With reference to FIG. 5, the impacting of an item 60 on shield member 32 will be explained. As shown in FIG. 5, when item 60 impacts the outer periphery of shield 32, channel 35 will tend to bow inwardly, thus absorbing a great deal of the impact. If the impact is great enough, channel 35 may actually be brought into contact with cylinder barrel 22. However, channel 35 will tend to absorb enough of the impact that the resulting force from the channel 35 contacting the cylinder barrel 22 should not be great enough to damage cylinder barrel 22.
Tie rods 30 also aid in absorbing a portion of the impact. Any force in a horizontal direction, defined in the drawing as oriented in FIG. 5, will be directed into tie rods 30. Tie rods 30 will absorb this force thus protecting cylinder barrel 22.
The shield member 32 of the present invention is preferably an extruded urethane item that is extruded in long strips. In one embodiment, it is extruded in twelve foot lengths. These strips of shield member material can be cut to the proper length for any particular cylinder environment, either by the manufacturer or the final consumer. In addition, the shield members 32 are of the proper circumferential size to fit between the tie rods 30 on any standard NFPA cylinder. One foot of the extruded shield material will add 1/3 pound of weight to the total weight of a cylinder assembly.
In addition, the shield 32 will provide some additional cylinder strength to resist internal pressures such as burst pressure. The cylinder assembly 20 can still be disassembled for repair since the shield is not glued to tie rods 30.
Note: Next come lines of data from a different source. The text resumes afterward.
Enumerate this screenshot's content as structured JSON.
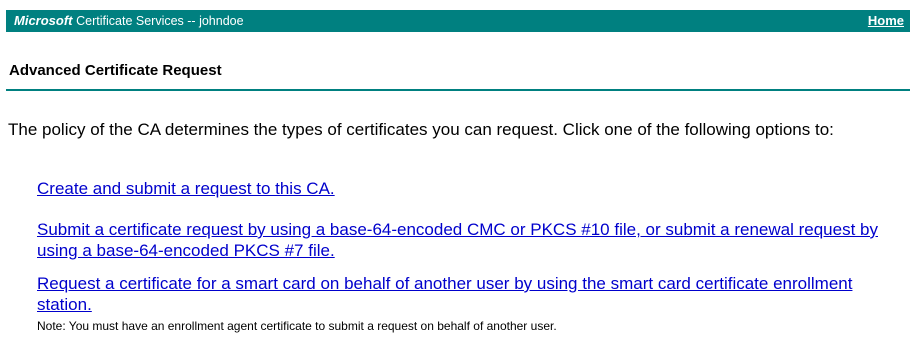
{
  "header": {
    "brand": "Microsoft",
    "service": "Certificate Services  --  johndoe",
    "home_link": "Home"
  },
  "page": {
    "title": "Advanced Certificate Request",
    "intro": "The policy of the CA determines the types of certificates you can request. Click one of the following options to:",
    "options": [
      "Create and submit a request to this CA.",
      "Submit a certificate request by using a base-64-encoded CMC or PKCS #10 file, or submit a renewal request by using a base-64-encoded PKCS #7 file.",
      "Request a certificate for a smart card on behalf of another user by using the smart card certificate enrollment station."
    ],
    "note": "Note: You must have an enrollment agent certificate to submit a request on behalf of another user."
  },
  "colors": {
    "header_bg": "#008080",
    "link": "#0000cc"
  }
}
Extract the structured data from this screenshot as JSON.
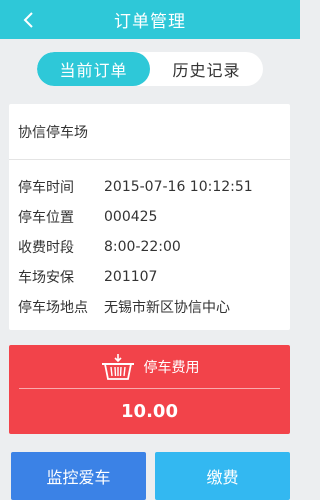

FIG. 6 illustrates a second embodiment of the present invention. In FIG. 6, a cylinder assembly 50 is formed without tie rods. A shield 20, basically a plastic jacket, is wrapped around the cylinder barrel of the cylinder assembly 50. Adhesive strips, such as Velcro™ strips secure the jacket to itself about the cylinder. The jacket of this embodiment has a cross-section similar to that of the first embodiment and including a channel 35.
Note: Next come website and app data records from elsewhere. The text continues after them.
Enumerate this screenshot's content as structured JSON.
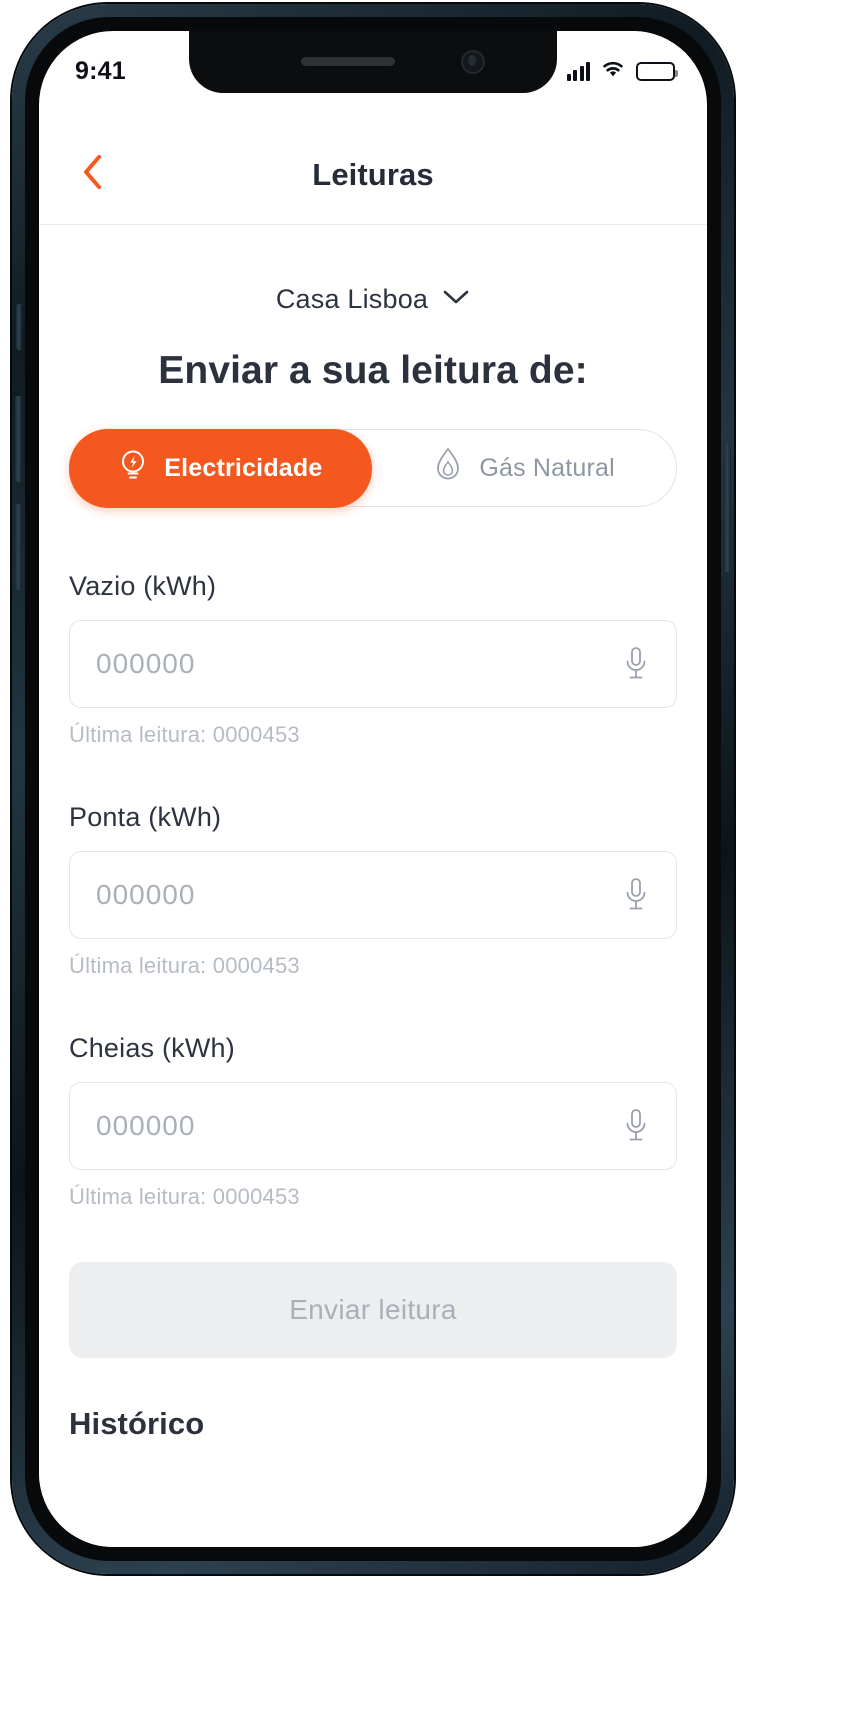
{
  "status_bar": {
    "time": "9:41",
    "signal_icon": "cellular-signal-icon",
    "wifi_icon": "wifi-icon",
    "battery_icon": "battery-icon"
  },
  "nav": {
    "back_icon": "chevron-left-icon",
    "title": "Leituras"
  },
  "house_selector": {
    "name": "Casa Lisboa",
    "chevron_icon": "chevron-down-icon"
  },
  "heading": "Enviar a sua leitura de:",
  "segmented_control": {
    "options": [
      {
        "label": "Electricidade",
        "icon": "lightbulb-icon",
        "active": true
      },
      {
        "label": "Gás Natural",
        "icon": "flame-icon",
        "active": false
      }
    ]
  },
  "fields": [
    {
      "label": "Vazio (kWh)",
      "value": "",
      "placeholder": "000000",
      "helper": "Última leitura: 0000453",
      "mic_icon": "microphone-icon"
    },
    {
      "label": "Ponta (kWh)",
      "value": "",
      "placeholder": "000000",
      "helper": "Última leitura: 0000453",
      "mic_icon": "microphone-icon"
    },
    {
      "label": "Cheias (kWh)",
      "value": "",
      "placeholder": "000000",
      "helper": "Última leitura: 0000453",
      "mic_icon": "microphone-icon"
    }
  ],
  "submit_button": {
    "label": "Enviar leitura",
    "enabled": false
  },
  "history": {
    "title": "Histórico"
  },
  "colors": {
    "accent": "#f4581f",
    "text_primary": "#2b313d",
    "text_muted": "#b6bcc4",
    "border": "#e3e6ea",
    "disabled_bg": "#eceef0"
  }
}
This invention is envisioned for use on all cylinder applications, and in particular for fixture, clamp, shuttle and stop conveyor cylinders and all other common applications. The invention is especially useful in mobile applications, such as robot arms or operator-carried devices such as hand tools.
The shields can be color coded to aid in identifying a particular cylinder. For instance, four shields of a first color might identify a hydraulic pump cylinder, while two shields, each of distinct colors could identify a hydraulic motor cylinder.
A working embodiment of the present invention has been disclosed, however, further modifications of the invention may be made without departing from the scope and content of the invention, which can be better understood when considered in light of the appended claims.